Beyond that determination, Hal Steinbrenner, Brian Cashman and Co., will have to decide whether Santana's pursuit would be worth the effort, knowing that landing him might take a high-end pitching prospect -- Joba Chamberlain, Phil Hughes or Ian Kennedy -- and a position regular -- Robinson Cano or Melky Cabrera.
Elsewhere around the Hot Stove, from people to places...
Cabrera: The hyperactive Angels remain his liveliest pursuers because, according to the South Florida Sun Sentinel, they still offer the most appealing four-player package on the table -- second baseman Howie Kendrick, catcher Jeff Mathis, outfielder Reggie Willits and a pitcher (Ervin Santana, Joe Saunders or Nick Adenhart).
If Santana indeed is expected to be pitching elsewhere next season, it may be time to throw some dirt on a rumor "that won't die," according to the St. Paul Pioneer Press -- Matt Garza to Tampa Bay for outfielder Delmon Young. The Twins wouldn't be looking to move any other starting pitchers -- even for a runner-up in the 2007 American League Rookie of the Year voting.
The Tribe's rumored inquiry into Bucs outfielder Jason Bay was confirmed by the Pittsburgh Post-Gazette. The price is reportedly high, but the intrigue is new Pirates GM Neal Huntington's familiarity with the Indians farm system, giving him the insight to target a package that might get a deal done.
Astros: GM Ed Wade continues running out of Plan As, so he has turned his attention to Plan Bs. Two bullpen arms he had been pursuing, Francisco Cordero and Scott Linebrink, are heading to Cincinnati and the White Sox, respectively, so Wade is keeping in touch with Paul Cohen, the agent for free-agent right-hander Troy Percival, and has also contacted the agents for Jeremy Affeldt, Doug Brocail and David Riske.
Wade made a contract offer to free-agent second baseman Kazuo Matsui last week, after Luis Castillo re-signed with the Mets.
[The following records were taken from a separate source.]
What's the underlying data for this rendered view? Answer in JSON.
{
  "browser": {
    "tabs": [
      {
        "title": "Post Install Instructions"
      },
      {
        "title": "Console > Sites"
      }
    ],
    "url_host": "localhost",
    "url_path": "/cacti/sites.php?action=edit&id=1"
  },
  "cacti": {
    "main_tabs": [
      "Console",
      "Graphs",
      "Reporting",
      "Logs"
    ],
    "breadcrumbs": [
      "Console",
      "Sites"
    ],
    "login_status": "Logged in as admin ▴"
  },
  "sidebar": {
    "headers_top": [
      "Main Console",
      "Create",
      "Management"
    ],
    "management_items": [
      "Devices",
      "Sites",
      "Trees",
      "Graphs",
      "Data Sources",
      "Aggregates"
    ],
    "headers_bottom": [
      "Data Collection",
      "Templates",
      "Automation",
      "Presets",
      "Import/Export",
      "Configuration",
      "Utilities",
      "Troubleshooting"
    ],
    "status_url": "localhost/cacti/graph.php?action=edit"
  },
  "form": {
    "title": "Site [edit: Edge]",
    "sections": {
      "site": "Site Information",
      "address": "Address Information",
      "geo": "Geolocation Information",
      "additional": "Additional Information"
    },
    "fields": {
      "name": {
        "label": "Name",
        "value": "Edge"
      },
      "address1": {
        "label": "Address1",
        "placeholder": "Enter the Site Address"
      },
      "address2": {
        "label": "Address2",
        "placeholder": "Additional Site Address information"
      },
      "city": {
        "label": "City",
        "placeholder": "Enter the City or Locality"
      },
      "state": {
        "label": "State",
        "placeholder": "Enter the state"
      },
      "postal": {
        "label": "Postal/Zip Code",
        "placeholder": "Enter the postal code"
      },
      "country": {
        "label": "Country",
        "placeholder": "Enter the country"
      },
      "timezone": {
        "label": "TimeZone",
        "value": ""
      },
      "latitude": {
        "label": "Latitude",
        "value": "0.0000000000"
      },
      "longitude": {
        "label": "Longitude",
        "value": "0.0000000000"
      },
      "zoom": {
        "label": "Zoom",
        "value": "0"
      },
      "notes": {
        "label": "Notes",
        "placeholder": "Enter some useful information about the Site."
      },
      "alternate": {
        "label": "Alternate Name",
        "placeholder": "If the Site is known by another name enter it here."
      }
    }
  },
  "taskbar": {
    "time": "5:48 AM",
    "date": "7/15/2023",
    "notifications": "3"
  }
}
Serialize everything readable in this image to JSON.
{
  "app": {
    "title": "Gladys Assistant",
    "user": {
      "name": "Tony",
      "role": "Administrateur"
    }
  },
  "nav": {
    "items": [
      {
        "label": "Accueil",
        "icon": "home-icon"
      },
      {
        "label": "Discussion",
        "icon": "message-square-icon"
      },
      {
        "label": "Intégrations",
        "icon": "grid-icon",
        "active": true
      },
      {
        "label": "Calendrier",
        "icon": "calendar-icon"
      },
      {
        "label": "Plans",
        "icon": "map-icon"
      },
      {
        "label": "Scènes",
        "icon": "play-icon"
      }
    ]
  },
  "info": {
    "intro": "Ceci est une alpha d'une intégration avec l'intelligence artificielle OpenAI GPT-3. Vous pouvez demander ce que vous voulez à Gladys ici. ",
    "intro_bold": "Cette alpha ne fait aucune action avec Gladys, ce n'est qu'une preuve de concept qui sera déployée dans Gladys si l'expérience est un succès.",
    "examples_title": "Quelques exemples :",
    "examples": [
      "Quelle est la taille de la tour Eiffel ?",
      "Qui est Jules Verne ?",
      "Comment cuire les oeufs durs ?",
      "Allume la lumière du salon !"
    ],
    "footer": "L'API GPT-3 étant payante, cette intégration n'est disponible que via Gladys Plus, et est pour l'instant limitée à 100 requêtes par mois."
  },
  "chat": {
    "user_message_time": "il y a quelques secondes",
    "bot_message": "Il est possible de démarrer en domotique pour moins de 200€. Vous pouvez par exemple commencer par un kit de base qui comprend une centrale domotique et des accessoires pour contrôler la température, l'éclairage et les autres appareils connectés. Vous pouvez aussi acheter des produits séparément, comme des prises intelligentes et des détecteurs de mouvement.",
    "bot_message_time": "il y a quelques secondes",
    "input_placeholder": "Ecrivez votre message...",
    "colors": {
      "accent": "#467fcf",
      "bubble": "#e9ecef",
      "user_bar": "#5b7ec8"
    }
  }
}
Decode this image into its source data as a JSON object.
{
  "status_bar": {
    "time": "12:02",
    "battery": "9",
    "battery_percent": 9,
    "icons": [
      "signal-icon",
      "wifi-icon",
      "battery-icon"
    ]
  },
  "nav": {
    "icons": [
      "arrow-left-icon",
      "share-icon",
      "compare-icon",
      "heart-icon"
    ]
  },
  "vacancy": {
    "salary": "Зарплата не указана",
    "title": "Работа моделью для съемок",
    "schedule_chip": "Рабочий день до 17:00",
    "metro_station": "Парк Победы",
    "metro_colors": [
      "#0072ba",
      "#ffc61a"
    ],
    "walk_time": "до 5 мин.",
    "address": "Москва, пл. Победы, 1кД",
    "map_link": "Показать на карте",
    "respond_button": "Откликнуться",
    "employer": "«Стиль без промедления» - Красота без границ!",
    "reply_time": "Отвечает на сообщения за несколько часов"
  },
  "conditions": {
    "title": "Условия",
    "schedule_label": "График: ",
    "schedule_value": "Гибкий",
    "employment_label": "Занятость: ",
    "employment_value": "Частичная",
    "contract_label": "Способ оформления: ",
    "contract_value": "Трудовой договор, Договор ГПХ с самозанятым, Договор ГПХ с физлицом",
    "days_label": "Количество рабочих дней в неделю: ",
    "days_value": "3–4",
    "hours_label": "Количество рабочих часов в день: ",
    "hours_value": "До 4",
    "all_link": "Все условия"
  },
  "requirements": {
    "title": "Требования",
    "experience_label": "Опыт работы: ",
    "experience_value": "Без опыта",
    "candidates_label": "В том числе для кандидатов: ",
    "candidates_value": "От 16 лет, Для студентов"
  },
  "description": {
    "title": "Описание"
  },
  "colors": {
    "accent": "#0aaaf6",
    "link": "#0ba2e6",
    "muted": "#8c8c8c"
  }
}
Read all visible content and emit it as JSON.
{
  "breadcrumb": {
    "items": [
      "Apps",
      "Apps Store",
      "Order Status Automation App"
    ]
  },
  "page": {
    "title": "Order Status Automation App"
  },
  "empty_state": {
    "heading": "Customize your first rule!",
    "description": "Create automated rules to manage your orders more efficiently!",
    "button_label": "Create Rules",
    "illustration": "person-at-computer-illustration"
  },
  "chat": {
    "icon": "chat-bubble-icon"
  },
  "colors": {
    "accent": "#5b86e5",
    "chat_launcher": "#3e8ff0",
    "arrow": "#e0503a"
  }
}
Other available free agents the team has contacted include second baseman Tadahito Iguchi and starting pitchers Randy Wolf and Jon Lieber
The well-traveled outfielder (four teams in seven seasons), who struck a key homer in Boston's World Series-clinching victory in Denver, is letting Coco Crisp take the first step of his own free agency. Crisp has been on the trading block with the emergence of rookie outfielder Jacoby Ellsbury, and Kielty told the Boston Herald: "With Coco not there, it is a very good situation for me in terms of playing time. ... But with Coco there, it's not an ideal situation for me."
They are one of the teams possibly interested in Kielty, if the outfielder decides to move on. He could fill a left-field platoon role with Matt Diaz, while also strengthening a weakened bench.
Mariners: Sometime between now and next Monday's opening of the Winter Meetings, GM Bill Bavasi and manager John McLaren should find out whether their trans-Pacific pursuit of right-hander Hiroki Kuroda has paid off. The pair met with Kuroda last week in Tokyo, although it isn't known whether the meeting included a contract offer.
Philadelphia has also made a proposal to Kuroda, as well as to left-hander Wolf, who left the Phils a year ago for the Dodgers. Meanwhile, the Phillies continue to monitor Aaron Rowand's interest in returning, knowing they would face stiff competition from three teams regrouping after missing out on Torii Hunter -- the Rangers, Dodgers and White Sox.
A hope to upgrade defensively at shortstop has them interested in Cesar Izturis, a free agent after making one error in 30 games at the position after the Pirates landed him from the Cubs on July 19.
D-backs: They are still interested in retaining free-agent first baseman Tony Clark. They have also reached out to free agent Mark Sweeney in case Clark moves on to another team.
The 33-year-old free-agent righty is drawing a lot of interest -- for someone who hasn't been on a mound for 17 1/2 months. Arizona, Colorado, Toronto, Cleveland, San Diego and Pittsburgh are all piqued by Clement, who didn't play last season after undergoing right shoulder surgery in 2006.